|Scheduled Learning and Teaching Activities||Guided independent study||Placement / study abroad|
Details of learning activities and teaching methods
|Category||Hours of study time||Description|
|Form of assessment||Size of the assessment (eg length / duration)||ILOs assessed||Feedback method|
|Class Discussions||Varies from session to session||1-9||Verbal|
|Class Exercises||Varies from session to session||1-9||Verbal|
Summative assessment (% of credit)
|Coursework||Written exams||Practical exams|
Details of summative assessment
|Form of assessment||% of credit||Size of the assessment (eg length / duration)||ILOs assessed||Feedback method|
|Group Presentation||30||20 minutes comprising per student input of c.750 words or equivalent||1-9||Written and Verbal|
|Group Business Plan (small groups)||30||no more than 1500 words per student||1-9||Written|
|Individual Paper||40||2500 words||1-7, 9||Written|
Details of re-assessment (where required by referral or deferral)
|Original form of assessment||Form of re-assessment||ILOs re-assessed||Timescale for re-assessment|
|Individual Paper||Individual Paper (50%)||1-7, 9||Ref/Def Period|
|Group Business Plan and Presentation||Individual Paper (50%)||1-7, 9||Ref/Def Period|
1. Co-operatives as Social Enterprise
2. Co-operative Organisational Forms
3. Co-operation: The Philosophy of Working Together
4. Social Needs and Economic Justification
5. Opportunities for Co-operative Enterprise
6. Legal Frameworks
9. Economic Forecasting
10. Demonstrating Impact
11. Group Workshop
12. Presenting Your Business Plan
Indicative learning resources - Basic reading
Birchall, J. (2011) People-Centred Business: Co-operatives, Mutuals and the Idea of Membership, Basingstoke: Palgrave-Macmillan
Hall, J.K., Daneke, G.A., Lenox, M.J. (2010) ‘Sustainable Development and Entrepreneurship: Past Contributions and Future Directions’ Journal of Business Venturing 25 (5) 439-448
Mayo, E., Moore, H. (2001) The Mutual State: How local communities can run public services, New Economics Foundation

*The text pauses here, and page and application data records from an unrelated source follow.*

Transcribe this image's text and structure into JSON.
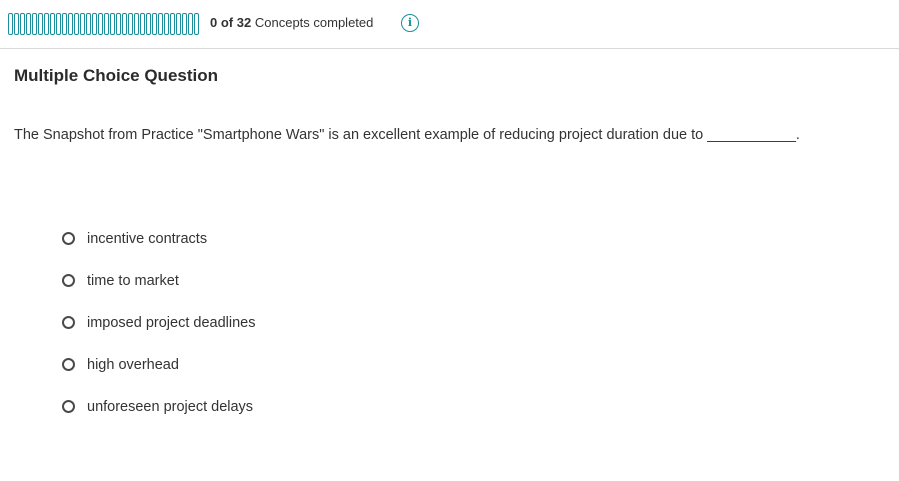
{
  "progress": {
    "completed": "0",
    "of_text": "of",
    "total": "32",
    "label": "Concepts completed",
    "segments_total": 32,
    "segments_completed": 0,
    "accent_color": "#1a8f9b"
  },
  "info_icon": "info-icon",
  "question": {
    "title": "Multiple Choice Question",
    "text": "The Snapshot from Practice \"Smartphone Wars\" is an excellent example of reducing project duration due to ___________.",
    "options": [
      {
        "label": "incentive contracts"
      },
      {
        "label": "time to market"
      },
      {
        "label": "imposed project deadlines"
      },
      {
        "label": "high overhead"
      },
      {
        "label": "unforeseen project delays"
      }
    ]
  }
}
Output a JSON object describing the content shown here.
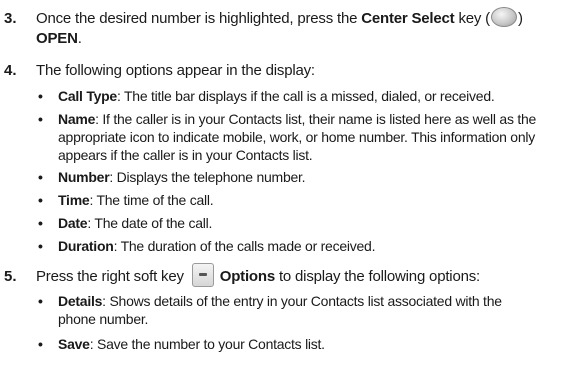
{
  "steps": [
    {
      "number": "3.",
      "line1_pre": "Once the desired number is highlighted, press the ",
      "line1_bold": "Center Select",
      "line1_post": " key (",
      "line1_close": ")",
      "line2_bold": "OPEN",
      "line2_post": "."
    },
    {
      "number": "4.",
      "text": "The following options appear in the display:"
    },
    {
      "number": "5.",
      "pre": "Press the right soft key ",
      "bold": "Options",
      "post": " to display the following options:"
    }
  ],
  "options": [
    {
      "term": "Call Type",
      "desc": ": The title bar displays if the call is a missed, dialed, or received."
    },
    {
      "term": "Name",
      "desc": ": If the caller is in your Contacts list, their name is listed here as well as the",
      "wrap": [
        "appropriate icon to indicate mobile, work, or home number. This information only",
        "appears if the caller is in your Contacts list."
      ]
    },
    {
      "term": "Number",
      "desc": ": Displays the telephone number."
    },
    {
      "term": "Time",
      "desc": ": The time of the call."
    },
    {
      "term": "Date",
      "desc": ": The date of the call."
    },
    {
      "term": "Duration",
      "desc": ": The duration of the calls made or received."
    }
  ],
  "sub_options": [
    {
      "term": "Details",
      "desc": ": Shows details of the entry in your Contacts list associated with the",
      "wrap": [
        "phone number."
      ]
    },
    {
      "term": "Save",
      "desc": ": Save the number to your Contacts list."
    }
  ],
  "bullet_char": "•"
}
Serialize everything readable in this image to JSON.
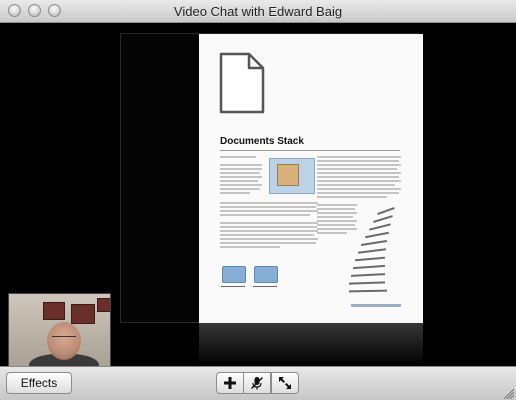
{
  "window": {
    "title": "Video Chat with Edward Baig"
  },
  "document": {
    "heading": "Documents Stack"
  },
  "toolbar": {
    "effects_label": "Effects",
    "icons": [
      "add-icon",
      "mute-microphone-icon",
      "fullscreen-icon"
    ]
  },
  "colors": {
    "titlebar_top": "#eaeaea",
    "titlebar_bottom": "#c9c9c9",
    "toolbar_top": "#e8e8e8",
    "toolbar_bottom": "#c6c6c6",
    "video_bg": "#000000"
  }
}
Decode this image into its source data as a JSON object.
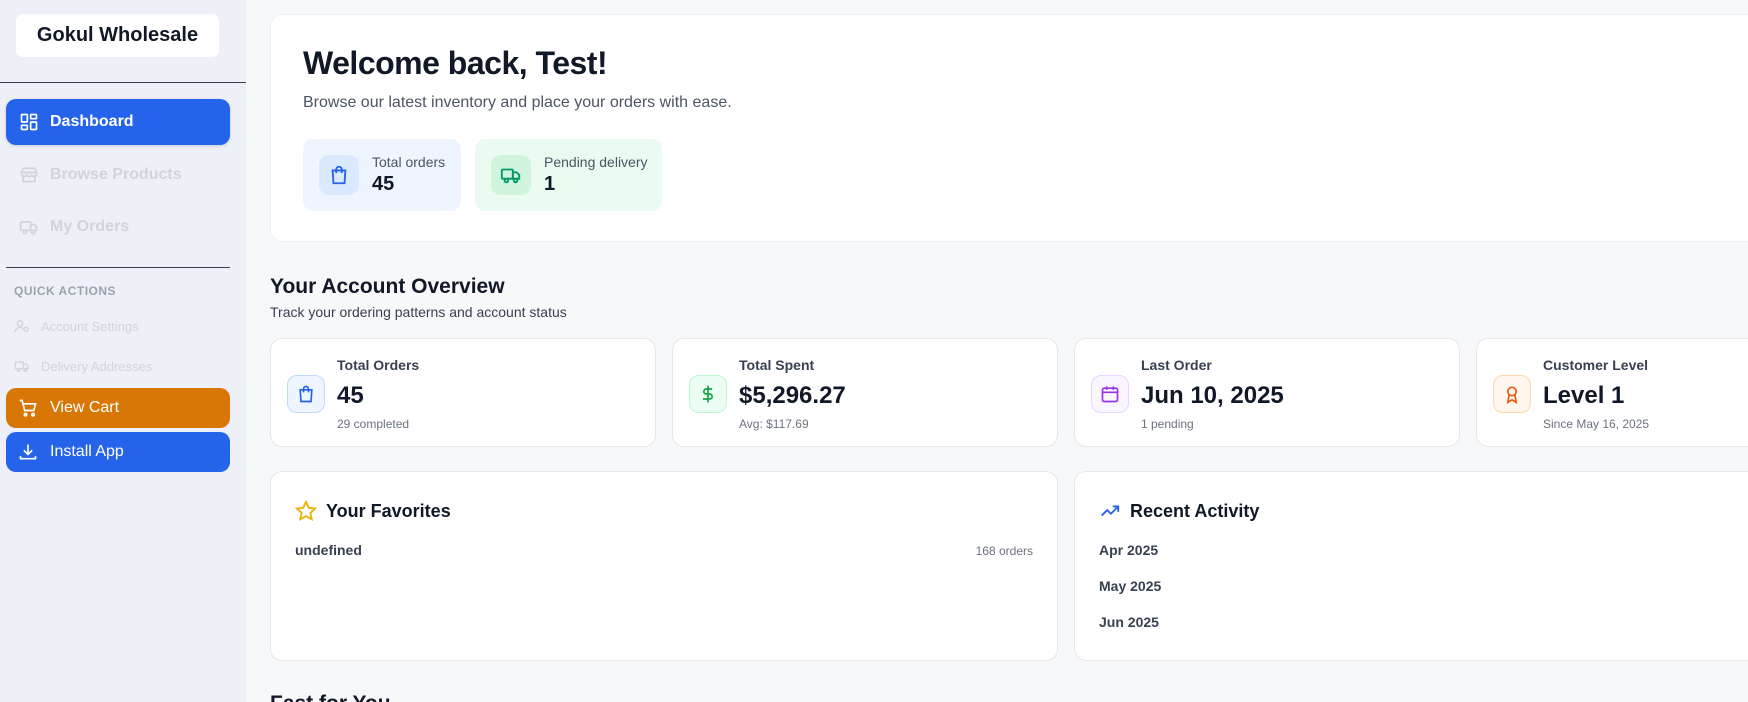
{
  "sidebar": {
    "brand": "Gokul Wholesale",
    "nav": [
      {
        "label": "Dashboard",
        "icon": "dashboard-icon"
      },
      {
        "label": "Browse Products",
        "icon": "store-icon"
      },
      {
        "label": "My Orders",
        "icon": "truck-icon"
      }
    ],
    "quick_actions_title": "QUICK ACTIONS",
    "quick_actions": [
      {
        "label": "Account Settings",
        "icon": "user-settings-icon"
      },
      {
        "label": "Delivery Addresses",
        "icon": "truck-icon"
      }
    ],
    "view_cart": "View Cart",
    "install_app": "Install App"
  },
  "welcome": {
    "title": "Welcome back, Test!",
    "subtitle": "Browse our latest inventory and place your orders with ease.",
    "total_orders_label": "Total orders",
    "total_orders_value": "45",
    "pending_label": "Pending delivery",
    "pending_value": "1"
  },
  "overview": {
    "title": "Your Account Overview",
    "subtitle": "Track your ordering patterns and account status",
    "cards": [
      {
        "label": "Total Orders",
        "value": "45",
        "note": "29 completed",
        "icon": "shopping-bag-icon"
      },
      {
        "label": "Total Spent",
        "value": "$5,296.27",
        "note": "Avg: $117.69",
        "icon": "dollar-icon"
      },
      {
        "label": "Last Order",
        "value": "Jun 10, 2025",
        "note": "1 pending",
        "icon": "calendar-icon"
      },
      {
        "label": "Customer Level",
        "value": "Level 1",
        "note": "Since May 16, 2025",
        "icon": "award-icon"
      }
    ]
  },
  "favorites": {
    "title": "Your Favorites",
    "item_name": "undefined",
    "item_count": "168 orders"
  },
  "activity": {
    "title": "Recent Activity",
    "months": [
      "Apr 2025",
      "May 2025",
      "Jun 2025"
    ]
  },
  "next_section_title": "Fast for You",
  "colors": {
    "primary": "#2563eb",
    "cart": "#d97706",
    "sidebar_bg": "#edf1f7"
  }
}
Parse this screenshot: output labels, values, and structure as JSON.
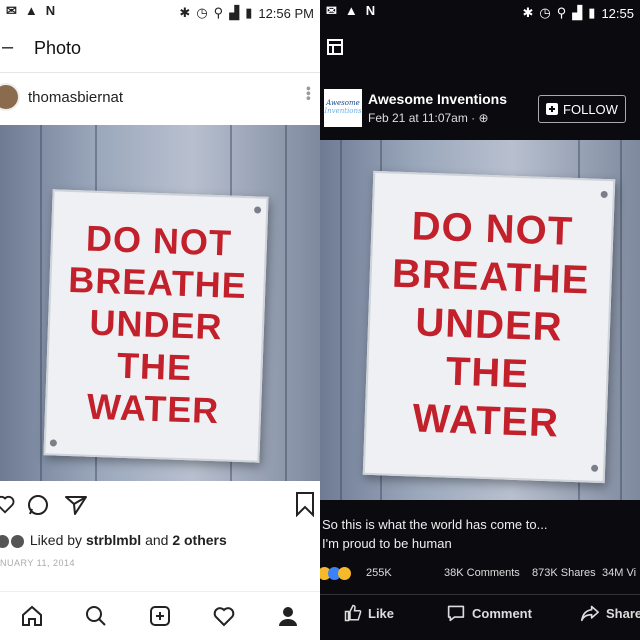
{
  "left": {
    "status": {
      "notif_icons": [
        "gmail-icon",
        "triangle-icon",
        "n-icon"
      ],
      "time": "12:56 PM"
    },
    "header": {
      "back_label": "–",
      "title": "Photo"
    },
    "post": {
      "username": "thomasbiernat",
      "sign_lines": [
        "DO NOT",
        "BREATHE",
        "UNDER",
        "THE",
        "WATER"
      ],
      "liked_by_prefix": "Liked by",
      "liked_user": "strblmbl",
      "liked_and": "and",
      "liked_others": "2 others",
      "date": "NUARY 11, 2014"
    },
    "bottom_nav": [
      "home-icon",
      "search-icon",
      "add-icon",
      "heart-icon",
      "profile-icon"
    ]
  },
  "right": {
    "status": {
      "notif_icons": [
        "gmail-icon",
        "triangle-icon",
        "n-icon"
      ],
      "time": "12:55"
    },
    "page": {
      "logo_line1": "Awesome",
      "logo_line2": "Inventions",
      "name": "Awesome Inventions",
      "date": "Feb 21 at 11:07am · ",
      "follow_label": "FOLLOW"
    },
    "sign_lines": [
      "DO NOT",
      "BREATHE",
      "UNDER",
      "THE",
      "WATER"
    ],
    "caption_line1": "So this is what the world has come to...",
    "caption_line2": "I'm proud to be human",
    "stats": {
      "reactions": "255K",
      "comments": "38K Comments",
      "shares": "873K Shares",
      "views": "34M Vi"
    },
    "actions": {
      "like": "Like",
      "comment": "Comment",
      "share": "Share"
    }
  },
  "colors": {
    "sign_red": "#c2202b",
    "fb_dark": "#0b0b0f",
    "ig_white": "#ffffff"
  }
}
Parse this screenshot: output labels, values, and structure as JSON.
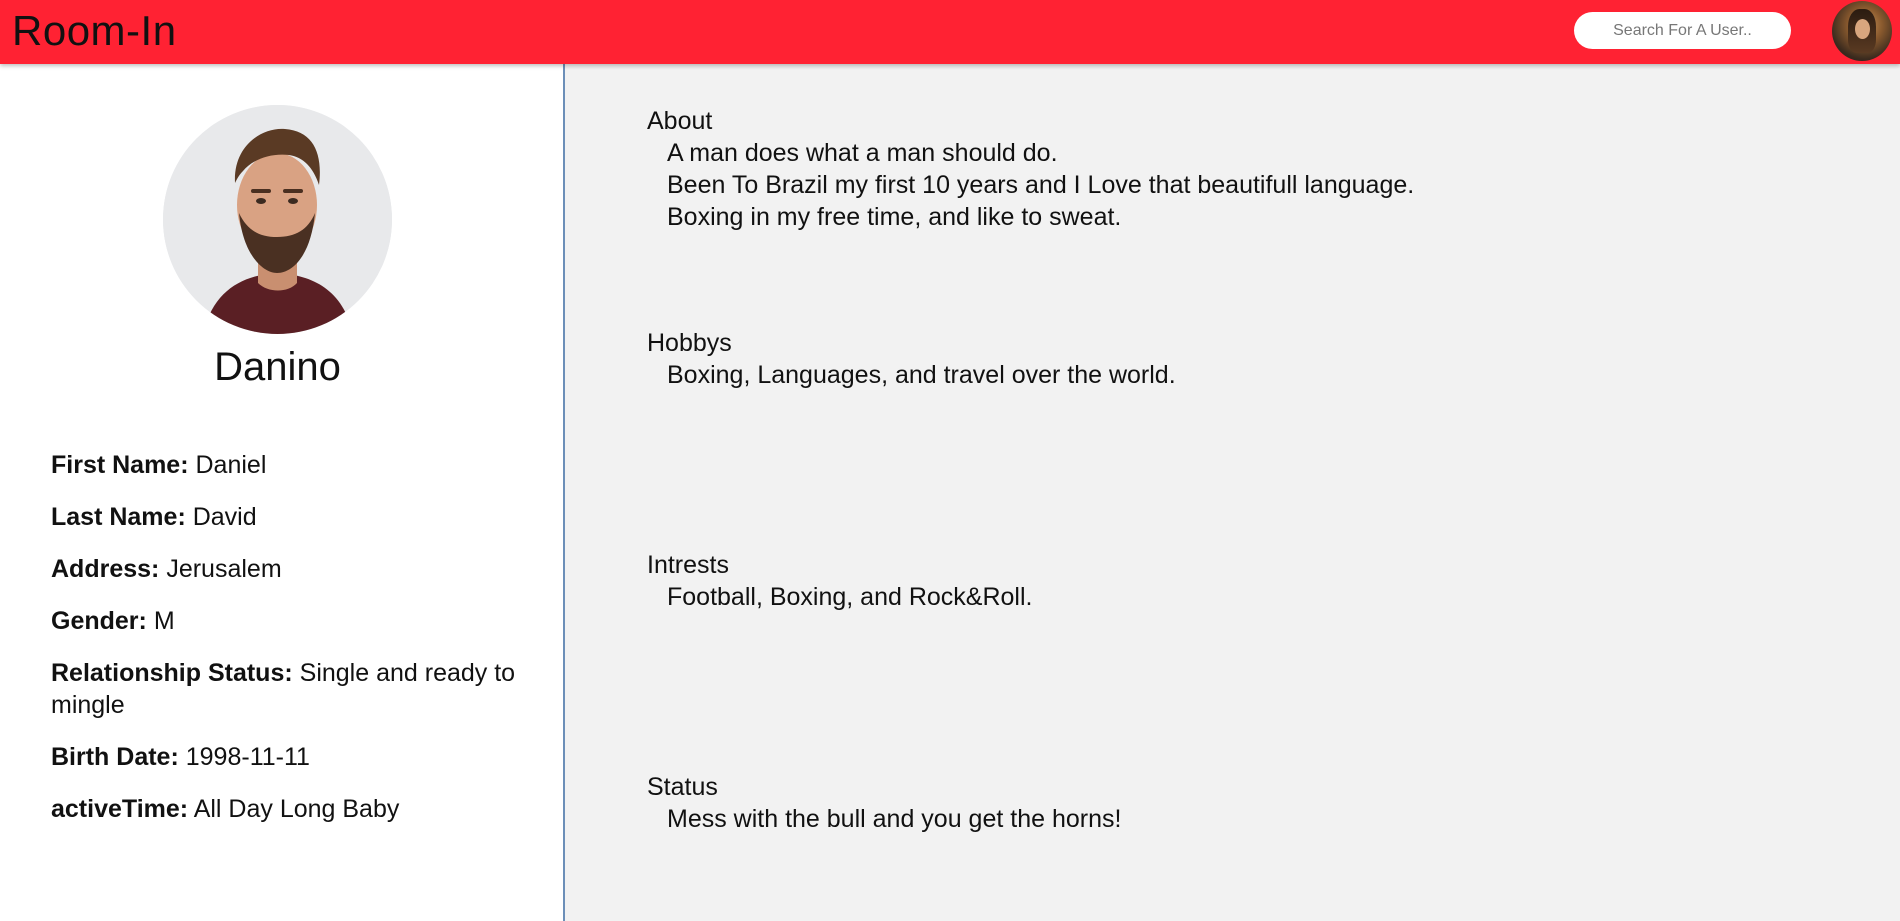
{
  "header": {
    "brand": "Room-In",
    "search_placeholder": "Search For A User..",
    "accent_color": "#ff2233"
  },
  "profile": {
    "username": "Danino",
    "fields": [
      {
        "label": "First Name:",
        "value": "Daniel"
      },
      {
        "label": "Last Name:",
        "value": "David"
      },
      {
        "label": "Address:",
        "value": "Jerusalem"
      },
      {
        "label": "Gender:",
        "value": "M"
      },
      {
        "label": "Relationship Status:",
        "value": "Single and ready to mingle"
      },
      {
        "label": "Birth Date:",
        "value": "1998-11-11"
      },
      {
        "label": "activeTime:",
        "value": "All Day Long Baby"
      }
    ]
  },
  "sections": {
    "about": {
      "title": "About",
      "lines": [
        "A man does what a man should do.",
        "Been To Brazil my first 10 years and I Love that beautifull language.",
        "Boxing in my free time, and like to sweat."
      ]
    },
    "hobbys": {
      "title": "Hobbys",
      "lines": [
        "Boxing, Languages, and travel over the world."
      ]
    },
    "intrests": {
      "title": "Intrests",
      "lines": [
        "Football, Boxing, and Rock&Roll."
      ]
    },
    "status": {
      "title": "Status",
      "lines": [
        "Mess with the bull and you get the horns!"
      ]
    }
  }
}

Murray, R. (2011) Co-operation in the Age of Google: A review for Co-operatives UK – draft for comments, [downloaded 20/02/2012 http://www.uk.coop/sites/default/files/downloads/Co-operation%20in%20the%20Age%20of%20Google%20for%20consultation_1.pdf ]
Gijselinckx, C., Develtere, P. (2008) ‘The Co-operative Trilemma: Co-operatives between market, state and civil society’, Working Papers on Social and Co-operative Entrepreneurship [downloaded 20/02/2012 http://www.cooperatiefondernemen.be/wp/WP%20SCE%2008-01.pdf ]
Powell, M., & Osborne, S. P. (2015). Can marketing contribute to sustainable social enterprise?. Social Enterprise Journal, 11(1), 24-46.
Ridley-Duff, R. J., Bull, M. (2011) Understanding Social Enterprise: Theory and Practice. London: Sage Publications
Ridley-Duff, R. J. (2009) ‘Cooperative Social Enterprises: Company Rules, Access to Finance and Management Practice’, Social Enterprise Journal 5(1), 50-67
Ridley-Duff, R.J. (2007) ‘Communitarian Perspectives on Social Enterprise’, Corporate Governance 15(2), 382-394
Pestoff, V. (2009) ‘Towards a Paradigm of Democratic Participation: Citizen Participation and Co-production of Personal Social Services in Sweden’, Annals of Public and Co-operative Economics 80(2), 197-224
Module has an active ELE page?
Indicative learning resources - Web based and electronic resources
- Simply Finance - a comprehensive guide to the different options for financing a community enterprise.
- Simply Governance - A comprehensive guide to understanding the systems and processes concerned with the running of a sustainable community enterprise.
- Simply Start Up - A guide for anyone involved in the creation of an enterprise that will be owned by, run by, and supported by the community in which it operates.
- Simply Legal - a comprehensive guide to the legal forms and organisational types for community enterprises.
The Co-operative Group
The Co-operative Movement and Related Institutions
Last revision date